This, considering the states top ammunition manufacturer, Magpul, has suggested they might have to move operations if the proposal passes and is signed into law. Republicans in the State Senate:
…argued that the bills wouldn’t reduce gun violence and that mental health treatment should be expanded instead.
“We can make as many laws as we want. Until we change the hearts of man, they’re going to continue to do evil things,” said Republican Sen. Scott Renfroe.
Why is all of this important? Beyond a Second Amendment fight in a particular state, as the local media states:
The Colorado debate is being watched nationally as a bellwether of how far politically moderate states are willing to go with new gun laws in the wake of mass shootings in a suburban Denver movie theater and a Connecticut elementary school.
In other words, the left is using Colorado as a testing ground of sorts to determine how far the can go in limiting the Constitutional right to bear arms. In fact, Joe Biden has already made personal phone calls to Democrat state representatives in Colorado to encorage the advancement of strict gun control measures.
In addition, the Soros funded Center For American Progress has also been pushing an agenda that includes 13 new gun laws. As Awr Hawkins observes, Soros and company believe that guns are the problem, not criminals.
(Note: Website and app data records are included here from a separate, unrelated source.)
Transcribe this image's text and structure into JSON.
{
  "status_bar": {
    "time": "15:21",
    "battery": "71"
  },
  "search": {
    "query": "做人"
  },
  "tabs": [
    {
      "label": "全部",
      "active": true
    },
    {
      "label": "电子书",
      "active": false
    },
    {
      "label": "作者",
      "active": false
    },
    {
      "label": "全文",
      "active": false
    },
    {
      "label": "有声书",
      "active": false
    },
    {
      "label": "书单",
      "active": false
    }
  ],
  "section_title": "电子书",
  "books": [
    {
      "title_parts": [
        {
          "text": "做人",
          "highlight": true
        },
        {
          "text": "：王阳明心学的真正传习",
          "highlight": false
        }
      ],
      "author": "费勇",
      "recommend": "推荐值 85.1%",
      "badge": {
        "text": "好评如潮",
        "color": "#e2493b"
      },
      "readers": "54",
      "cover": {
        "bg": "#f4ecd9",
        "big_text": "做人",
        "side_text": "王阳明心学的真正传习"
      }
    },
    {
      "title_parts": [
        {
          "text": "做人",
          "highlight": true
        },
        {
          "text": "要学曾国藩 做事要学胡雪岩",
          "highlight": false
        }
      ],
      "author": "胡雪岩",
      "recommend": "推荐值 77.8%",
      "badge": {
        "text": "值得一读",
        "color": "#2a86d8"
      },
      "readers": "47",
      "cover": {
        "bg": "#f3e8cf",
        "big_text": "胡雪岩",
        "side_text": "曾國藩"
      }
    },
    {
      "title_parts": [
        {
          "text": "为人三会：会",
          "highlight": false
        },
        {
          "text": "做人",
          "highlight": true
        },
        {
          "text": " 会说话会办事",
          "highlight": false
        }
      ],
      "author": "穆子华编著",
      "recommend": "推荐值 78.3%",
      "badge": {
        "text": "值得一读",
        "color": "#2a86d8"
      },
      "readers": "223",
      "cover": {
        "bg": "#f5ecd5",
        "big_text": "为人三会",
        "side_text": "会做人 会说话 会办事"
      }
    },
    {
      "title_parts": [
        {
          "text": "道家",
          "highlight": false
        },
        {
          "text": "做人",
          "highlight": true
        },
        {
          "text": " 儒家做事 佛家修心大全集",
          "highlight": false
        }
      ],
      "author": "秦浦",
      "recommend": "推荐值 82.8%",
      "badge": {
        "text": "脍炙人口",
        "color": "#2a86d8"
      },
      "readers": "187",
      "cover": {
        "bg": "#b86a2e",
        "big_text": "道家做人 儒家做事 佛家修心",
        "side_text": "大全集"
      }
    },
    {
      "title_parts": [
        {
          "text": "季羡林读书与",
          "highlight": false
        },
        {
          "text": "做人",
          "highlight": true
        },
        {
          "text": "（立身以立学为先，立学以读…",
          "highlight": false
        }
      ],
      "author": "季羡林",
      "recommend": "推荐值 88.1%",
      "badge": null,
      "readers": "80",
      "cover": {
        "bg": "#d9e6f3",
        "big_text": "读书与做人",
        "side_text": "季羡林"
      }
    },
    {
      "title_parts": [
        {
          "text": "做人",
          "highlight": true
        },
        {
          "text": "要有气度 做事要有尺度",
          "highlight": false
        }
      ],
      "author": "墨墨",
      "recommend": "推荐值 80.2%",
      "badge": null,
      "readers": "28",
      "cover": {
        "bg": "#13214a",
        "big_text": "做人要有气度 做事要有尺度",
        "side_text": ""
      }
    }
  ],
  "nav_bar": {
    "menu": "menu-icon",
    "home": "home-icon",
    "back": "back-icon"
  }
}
I think it also goes further for some on the left to a desire to disarm the citizenry to make them more subject to the increasing federal power for which they are aiming.
Make no mistake, if the strictest gun grabbing measures are signed into law, the left will become even more emboldened and look to Colorado as a precedent to advance the gun control agenda to an ever-increasing number of states. It is more important than ever to support efforts in Colorado to block these attempts to infringe on citizens’ Constitutionally protects rights. It is this incremental approach to passing an agenda at which the left has become particularly adept. In other words, start with one state (just like with unions in Wisconsin), go as far as possible there, then move to the next state and try for more, and so on. Once they have been able to move the needle on the Second Amendment, they’ll move on to perhaps another Constitutionally protected right, such as the First Amendment. This is how the left steals liberty on its path to their illusory socialist utopia, and it must be stopped.